*PROVIDED RECORDS*
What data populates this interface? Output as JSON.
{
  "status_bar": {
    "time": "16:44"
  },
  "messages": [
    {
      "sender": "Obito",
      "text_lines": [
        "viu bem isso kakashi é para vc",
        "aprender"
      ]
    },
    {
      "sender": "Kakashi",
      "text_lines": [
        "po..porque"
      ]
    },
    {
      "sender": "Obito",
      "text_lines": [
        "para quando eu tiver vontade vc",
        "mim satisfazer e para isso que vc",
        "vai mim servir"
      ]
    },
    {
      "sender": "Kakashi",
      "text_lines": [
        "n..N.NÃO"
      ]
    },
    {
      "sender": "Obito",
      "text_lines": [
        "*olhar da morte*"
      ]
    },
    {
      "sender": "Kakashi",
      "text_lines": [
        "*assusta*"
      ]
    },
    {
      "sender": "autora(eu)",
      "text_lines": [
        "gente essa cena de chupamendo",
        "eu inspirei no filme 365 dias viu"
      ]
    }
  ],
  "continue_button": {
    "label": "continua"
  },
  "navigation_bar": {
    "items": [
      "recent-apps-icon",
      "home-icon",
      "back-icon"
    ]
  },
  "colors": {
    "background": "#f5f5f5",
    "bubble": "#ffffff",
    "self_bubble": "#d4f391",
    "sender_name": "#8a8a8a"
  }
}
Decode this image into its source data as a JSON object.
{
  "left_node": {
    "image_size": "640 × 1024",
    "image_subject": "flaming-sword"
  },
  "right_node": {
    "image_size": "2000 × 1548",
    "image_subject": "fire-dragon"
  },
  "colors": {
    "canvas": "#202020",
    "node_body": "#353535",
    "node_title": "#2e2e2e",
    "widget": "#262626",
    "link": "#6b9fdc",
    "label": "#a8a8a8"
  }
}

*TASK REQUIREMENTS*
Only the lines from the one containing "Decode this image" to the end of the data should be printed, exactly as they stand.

*ANSWER BOX*
Decode this image into its source data as a JSON object.
{
  "left_node": {
    "image_size": "640 × 1024",
    "image_subject": "flaming-sword"
  },
  "right_node": {
    "image_size": "2000 × 1548",
    "image_subject": "fire-dragon"
  },
  "colors": {
    "canvas": "#202020",
    "node_body": "#353535",
    "node_title": "#2e2e2e",
    "widget": "#262626",
    "link": "#6b9fdc",
    "label": "#a8a8a8"
  }
}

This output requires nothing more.